A few days later General Pavalo-Shveikovsky invited us all, including the Afghan Commissioner, to a splendid dejeuner. Champagne flowed like water, and healths were drunk to all the world, even to the Crustaceans of the Indian Ocean....

During the following days the frontier pillars Nos. IX. to XII. were erected, thus finishing the labors of the Commission. They had defined and marked the frontier between England's and Russia's possessions on the Pamirs, and had nothing more to do except to strike camp and return home.

The festivities included a sakuska, or ante-table of Russian usage, consisted of caviar, preserved meats, Swiss cheese, pate dc fois gras, and almost every conceivable delicacy, while for dinner we were served, among other courses, with crayfish soup, lobster mayonnaise, asparagus, and so forth. The only thing which failed to make a due impression upon me was the glaces; I had been completely spoiled for glac'es by the glaciers on the Roof of the World. The wines were not from Turkestan, but from the choice vintages of France.

But my sense of duty got the upperhand at last. My road lay towards the east.

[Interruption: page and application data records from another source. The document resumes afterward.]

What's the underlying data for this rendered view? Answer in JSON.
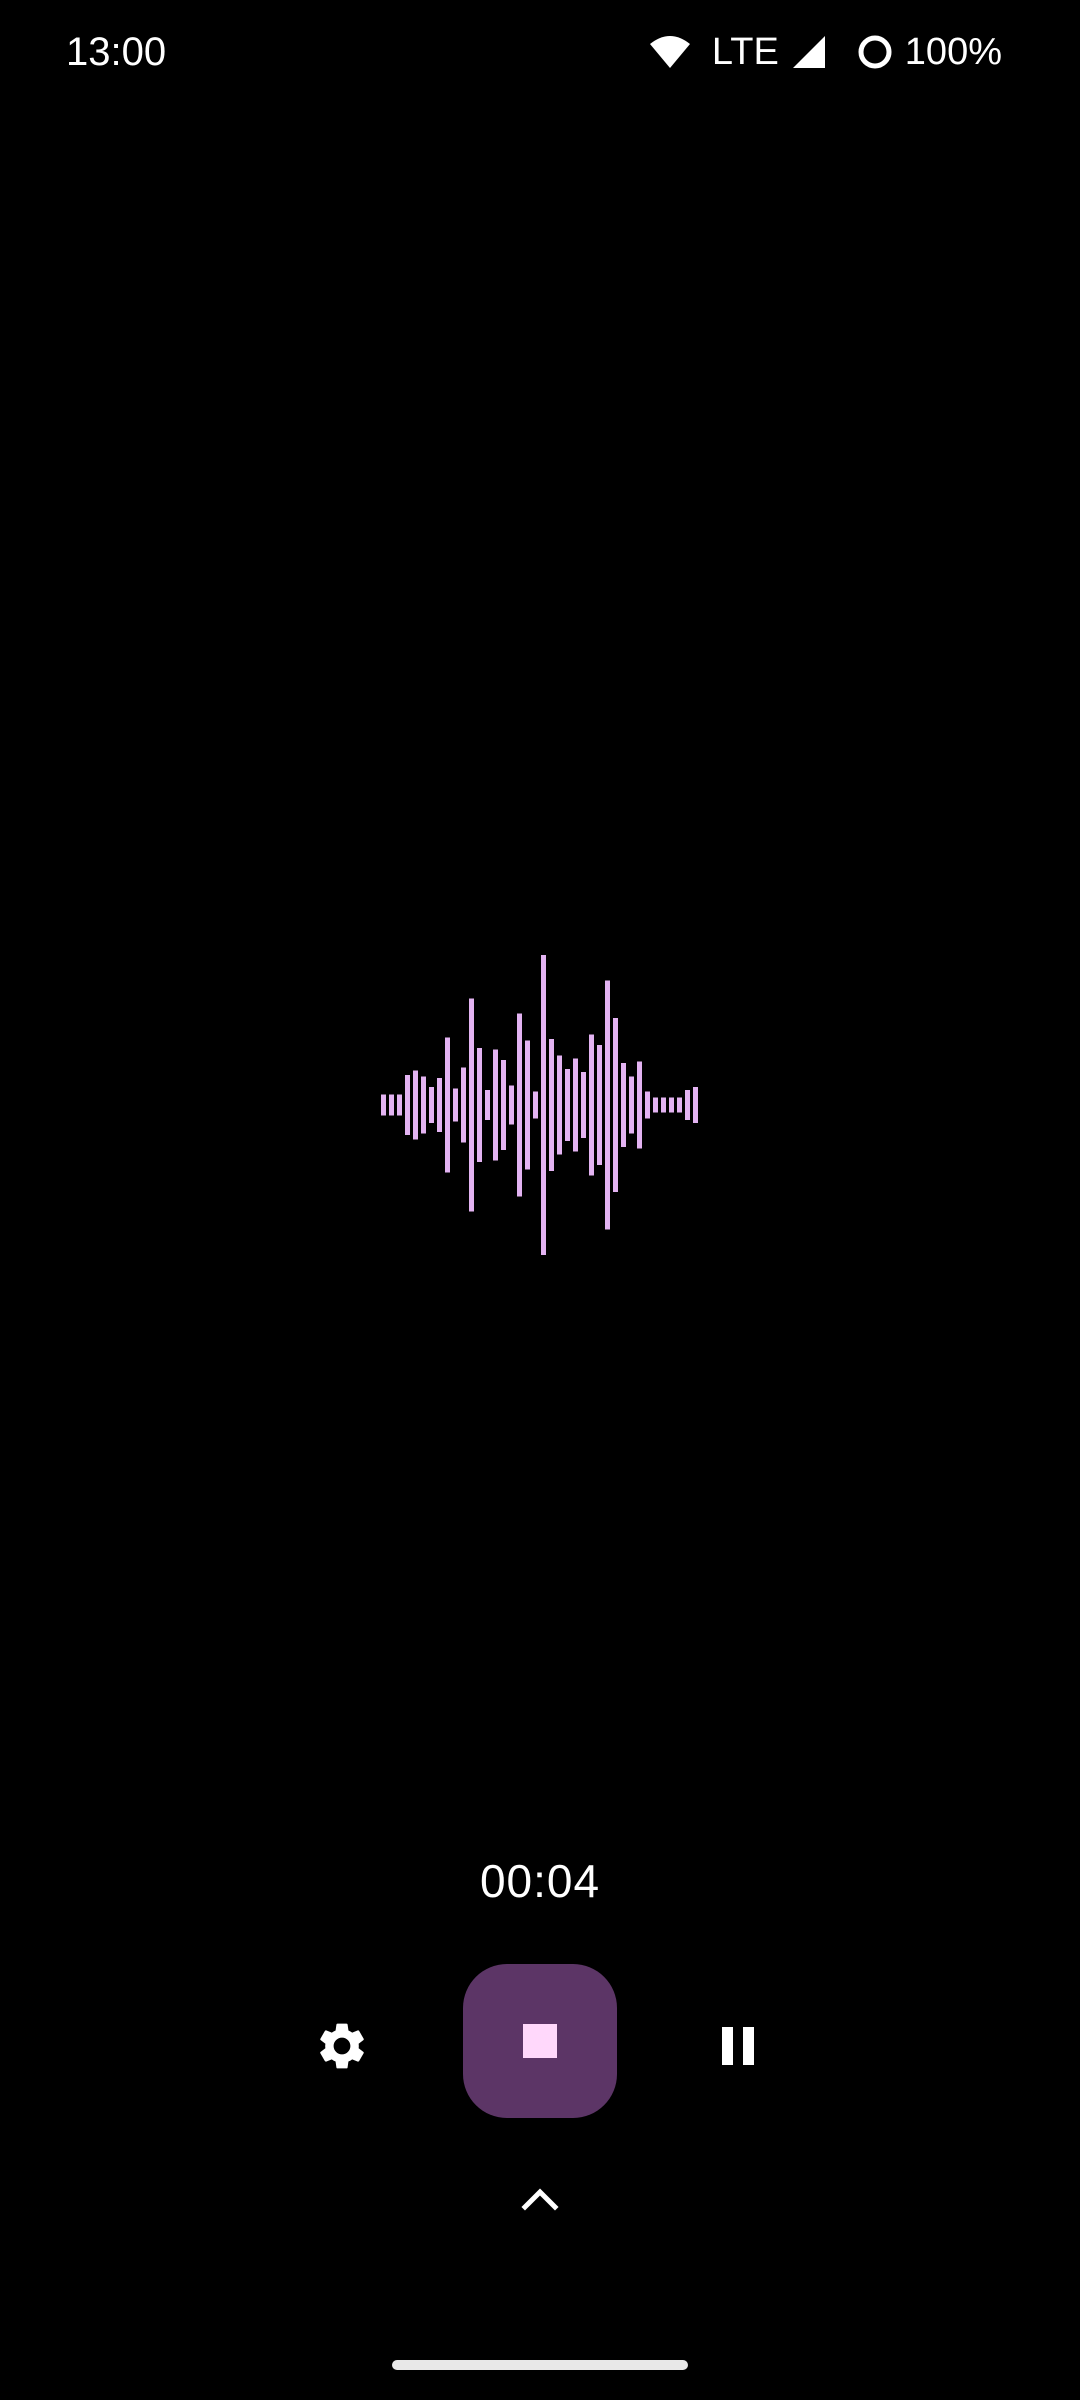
{
  "status_bar": {
    "time": "13:00",
    "network": "LTE",
    "battery": "100%",
    "icons": [
      "wifi-icon",
      "cell-signal-icon",
      "battery-saver-ring-icon"
    ]
  },
  "recorder": {
    "timer": "00:04",
    "waveform_color": "#e3b3f2",
    "waveform_levels": [
      0.07,
      0.07,
      0.07,
      0.2,
      0.23,
      0.19,
      0.12,
      0.18,
      0.45,
      0.11,
      0.25,
      0.71,
      0.38,
      0.1,
      0.37,
      0.3,
      0.13,
      0.61,
      0.43,
      0.09,
      1.0,
      0.44,
      0.33,
      0.24,
      0.31,
      0.22,
      0.47,
      0.4,
      0.83,
      0.58,
      0.28,
      0.19,
      0.29,
      0.09,
      0.05,
      0.05,
      0.05,
      0.05,
      0.1,
      0.12
    ],
    "icons": {
      "settings": "gear-icon",
      "stop": "stop-icon",
      "pause": "pause-icon",
      "expand": "chevron-up-icon"
    },
    "colors": {
      "background": "#000000",
      "stop_button_bg": "#5c3566",
      "stop_icon": "#ffd8fb",
      "icon_foreground": "#ffffff"
    }
  }
}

I returned to Kashgar by a different route south of Mustagh Ata.
Sven Hedin, "Through Asia"